- [Task statement]
Repeat each record below exactly, dropping the pictures.

- [Dataset extract]
□ □ □ □ □ □ □

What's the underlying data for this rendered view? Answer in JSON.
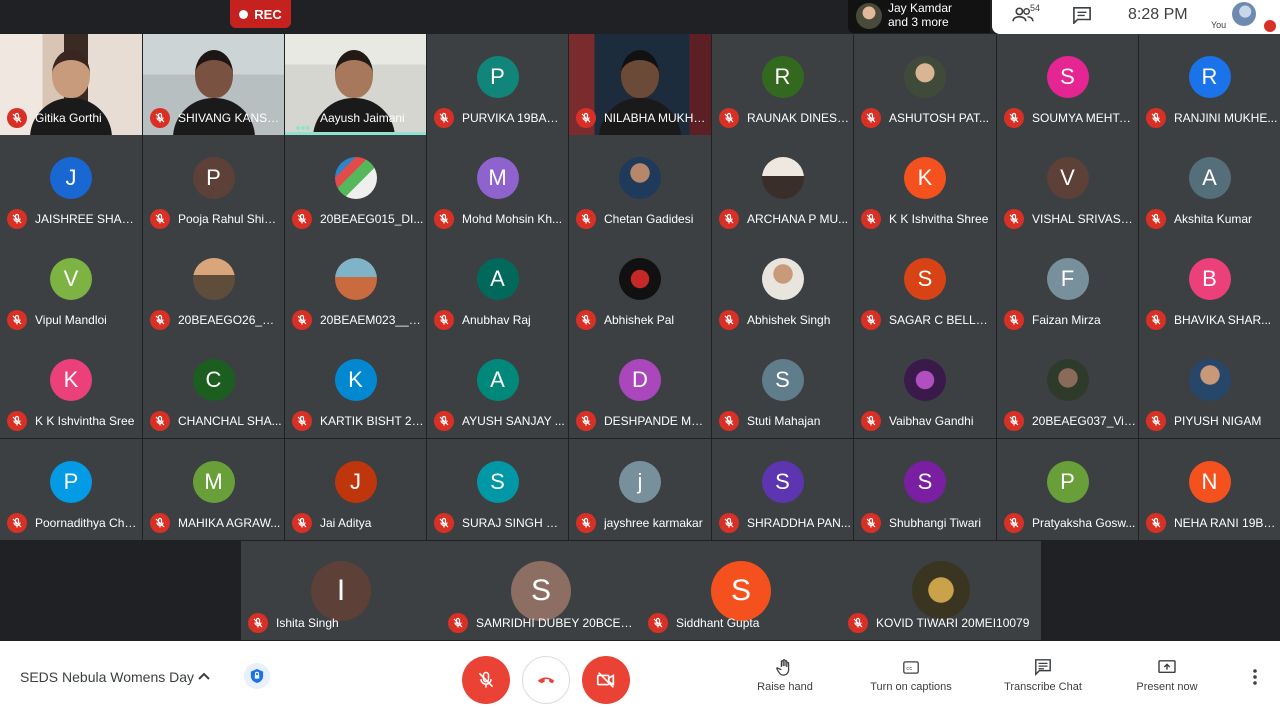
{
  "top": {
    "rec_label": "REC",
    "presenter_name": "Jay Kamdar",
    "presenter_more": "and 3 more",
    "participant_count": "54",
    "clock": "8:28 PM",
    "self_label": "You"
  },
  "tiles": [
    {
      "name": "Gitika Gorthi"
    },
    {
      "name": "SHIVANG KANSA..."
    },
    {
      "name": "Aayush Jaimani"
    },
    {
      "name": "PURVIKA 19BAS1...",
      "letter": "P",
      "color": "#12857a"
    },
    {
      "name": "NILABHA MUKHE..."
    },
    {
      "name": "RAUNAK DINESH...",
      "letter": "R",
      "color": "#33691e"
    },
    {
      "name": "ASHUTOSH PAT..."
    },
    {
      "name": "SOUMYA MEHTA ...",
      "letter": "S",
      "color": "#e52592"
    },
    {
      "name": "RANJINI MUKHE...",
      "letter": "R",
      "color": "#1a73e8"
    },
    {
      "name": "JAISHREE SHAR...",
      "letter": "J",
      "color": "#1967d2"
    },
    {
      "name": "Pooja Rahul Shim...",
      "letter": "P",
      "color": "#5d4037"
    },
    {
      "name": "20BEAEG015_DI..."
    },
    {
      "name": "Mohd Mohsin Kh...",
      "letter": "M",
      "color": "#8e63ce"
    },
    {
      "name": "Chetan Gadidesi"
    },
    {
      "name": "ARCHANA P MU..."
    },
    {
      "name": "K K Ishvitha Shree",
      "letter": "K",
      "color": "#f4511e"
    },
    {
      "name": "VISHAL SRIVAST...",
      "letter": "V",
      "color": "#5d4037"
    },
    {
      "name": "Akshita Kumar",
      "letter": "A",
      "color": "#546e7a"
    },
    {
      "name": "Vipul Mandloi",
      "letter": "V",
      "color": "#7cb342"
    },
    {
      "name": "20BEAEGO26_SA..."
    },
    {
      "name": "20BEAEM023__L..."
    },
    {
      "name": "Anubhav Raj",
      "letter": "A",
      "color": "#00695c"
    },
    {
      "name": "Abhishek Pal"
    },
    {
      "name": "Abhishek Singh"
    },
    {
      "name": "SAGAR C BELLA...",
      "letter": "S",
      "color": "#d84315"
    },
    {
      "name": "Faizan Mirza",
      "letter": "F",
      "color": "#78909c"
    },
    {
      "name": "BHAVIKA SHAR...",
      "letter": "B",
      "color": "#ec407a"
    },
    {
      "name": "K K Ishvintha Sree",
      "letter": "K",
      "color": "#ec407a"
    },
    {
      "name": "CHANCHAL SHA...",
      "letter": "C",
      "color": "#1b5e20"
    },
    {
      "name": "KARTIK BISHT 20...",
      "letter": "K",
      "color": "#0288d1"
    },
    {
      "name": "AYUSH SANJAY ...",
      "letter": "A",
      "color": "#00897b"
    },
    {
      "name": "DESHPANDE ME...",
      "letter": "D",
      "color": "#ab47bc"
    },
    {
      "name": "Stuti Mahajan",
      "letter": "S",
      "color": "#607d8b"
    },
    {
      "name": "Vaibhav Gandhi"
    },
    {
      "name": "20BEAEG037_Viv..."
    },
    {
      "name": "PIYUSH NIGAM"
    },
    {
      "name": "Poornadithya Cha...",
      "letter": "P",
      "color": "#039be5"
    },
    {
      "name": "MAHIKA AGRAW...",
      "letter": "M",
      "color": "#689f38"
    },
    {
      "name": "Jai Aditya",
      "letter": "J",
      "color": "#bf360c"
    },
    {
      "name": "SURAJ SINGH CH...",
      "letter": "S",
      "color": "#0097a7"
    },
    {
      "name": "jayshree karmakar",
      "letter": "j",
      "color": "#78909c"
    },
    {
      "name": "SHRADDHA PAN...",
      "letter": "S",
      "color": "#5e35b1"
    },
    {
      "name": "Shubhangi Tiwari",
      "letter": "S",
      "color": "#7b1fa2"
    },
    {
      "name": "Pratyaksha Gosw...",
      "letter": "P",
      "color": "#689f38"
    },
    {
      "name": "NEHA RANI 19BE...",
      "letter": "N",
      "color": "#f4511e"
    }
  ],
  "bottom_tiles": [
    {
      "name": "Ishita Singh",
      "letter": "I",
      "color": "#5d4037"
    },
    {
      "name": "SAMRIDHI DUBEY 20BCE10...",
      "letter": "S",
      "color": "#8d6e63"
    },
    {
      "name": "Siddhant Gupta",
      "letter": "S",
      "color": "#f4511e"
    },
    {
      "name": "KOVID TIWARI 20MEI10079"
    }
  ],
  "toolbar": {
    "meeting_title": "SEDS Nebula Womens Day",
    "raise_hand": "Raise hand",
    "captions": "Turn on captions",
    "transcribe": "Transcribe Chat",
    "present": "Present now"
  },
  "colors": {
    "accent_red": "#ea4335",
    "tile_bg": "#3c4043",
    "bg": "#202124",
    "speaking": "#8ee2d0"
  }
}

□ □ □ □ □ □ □

- [Completed task]
What's the underlying data for this rendered view? Answer in JSON.
{
  "top": {
    "rec_label": "REC",
    "presenter_name": "Jay Kamdar",
    "presenter_more": "and 3 more",
    "participant_count": "54",
    "clock": "8:28 PM",
    "self_label": "You"
  },
  "tiles": [
    {
      "name": "Gitika Gorthi"
    },
    {
      "name": "SHIVANG KANSA..."
    },
    {
      "name": "Aayush Jaimani"
    },
    {
      "name": "PURVIKA 19BAS1...",
      "letter": "P",
      "color": "#12857a"
    },
    {
      "name": "NILABHA MUKHE..."
    },
    {
      "name": "RAUNAK DINESH...",
      "letter": "R",
      "color": "#33691e"
    },
    {
      "name": "ASHUTOSH PAT..."
    },
    {
      "name": "SOUMYA MEHTA ...",
      "letter": "S",
      "color": "#e52592"
    },
    {
      "name": "RANJINI MUKHE...",
      "letter": "R",
      "color": "#1a73e8"
    },
    {
      "name": "JAISHREE SHAR...",
      "letter": "J",
      "color": "#1967d2"
    },
    {
      "name": "Pooja Rahul Shim...",
      "letter": "P",
      "color": "#5d4037"
    },
    {
      "name": "20BEAEG015_DI..."
    },
    {
      "name": "Mohd Mohsin Kh...",
      "letter": "M",
      "color": "#8e63ce"
    },
    {
      "name": "Chetan Gadidesi"
    },
    {
      "name": "ARCHANA P MU..."
    },
    {
      "name": "K K Ishvitha Shree",
      "letter": "K",
      "color": "#f4511e"
    },
    {
      "name": "VISHAL SRIVAST...",
      "letter": "V",
      "color": "#5d4037"
    },
    {
      "name": "Akshita Kumar",
      "letter": "A",
      "color": "#546e7a"
    },
    {
      "name": "Vipul Mandloi",
      "letter": "V",
      "color": "#7cb342"
    },
    {
      "name": "20BEAEGO26_SA..."
    },
    {
      "name": "20BEAEM023__L..."
    },
    {
      "name": "Anubhav Raj",
      "letter": "A",
      "color": "#00695c"
    },
    {
      "name": "Abhishek Pal"
    },
    {
      "name": "Abhishek Singh"
    },
    {
      "name": "SAGAR C BELLA...",
      "letter": "S",
      "color": "#d84315"
    },
    {
      "name": "Faizan Mirza",
      "letter": "F",
      "color": "#78909c"
    },
    {
      "name": "BHAVIKA SHAR...",
      "letter": "B",
      "color": "#ec407a"
    },
    {
      "name": "K K Ishvintha Sree",
      "letter": "K",
      "color": "#ec407a"
    },
    {
      "name": "CHANCHAL SHA...",
      "letter": "C",
      "color": "#1b5e20"
    },
    {
      "name": "KARTIK BISHT 20...",
      "letter": "K",
      "color": "#0288d1"
    },
    {
      "name": "AYUSH SANJAY ...",
      "letter": "A",
      "color": "#00897b"
    },
    {
      "name": "DESHPANDE ME...",
      "letter": "D",
      "color": "#ab47bc"
    },
    {
      "name": "Stuti Mahajan",
      "letter": "S",
      "color": "#607d8b"
    },
    {
      "name": "Vaibhav Gandhi"
    },
    {
      "name": "20BEAEG037_Viv..."
    },
    {
      "name": "PIYUSH NIGAM"
    },
    {
      "name": "Poornadithya Cha...",
      "letter": "P",
      "color": "#039be5"
    },
    {
      "name": "MAHIKA AGRAW...",
      "letter": "M",
      "color": "#689f38"
    },
    {
      "name": "Jai Aditya",
      "letter": "J",
      "color": "#bf360c"
    },
    {
      "name": "SURAJ SINGH CH...",
      "letter": "S",
      "color": "#0097a7"
    },
    {
      "name": "jayshree karmakar",
      "letter": "j",
      "color": "#78909c"
    },
    {
      "name": "SHRADDHA PAN...",
      "letter": "S",
      "color": "#5e35b1"
    },
    {
      "name": "Shubhangi Tiwari",
      "letter": "S",
      "color": "#7b1fa2"
    },
    {
      "name": "Pratyaksha Gosw...",
      "letter": "P",
      "color": "#689f38"
    },
    {
      "name": "NEHA RANI 19BE...",
      "letter": "N",
      "color": "#f4511e"
    }
  ],
  "bottom_tiles": [
    {
      "name": "Ishita Singh",
      "letter": "I",
      "color": "#5d4037"
    },
    {
      "name": "SAMRIDHI DUBEY 20BCE10...",
      "letter": "S",
      "color": "#8d6e63"
    },
    {
      "name": "Siddhant Gupta",
      "letter": "S",
      "color": "#f4511e"
    },
    {
      "name": "KOVID TIWARI 20MEI10079"
    }
  ],
  "toolbar": {
    "meeting_title": "SEDS Nebula Womens Day",
    "raise_hand": "Raise hand",
    "captions": "Turn on captions",
    "transcribe": "Transcribe Chat",
    "present": "Present now"
  },
  "colors": {
    "accent_red": "#ea4335",
    "tile_bg": "#3c4043",
    "bg": "#202124",
    "speaking": "#8ee2d0"
  }
}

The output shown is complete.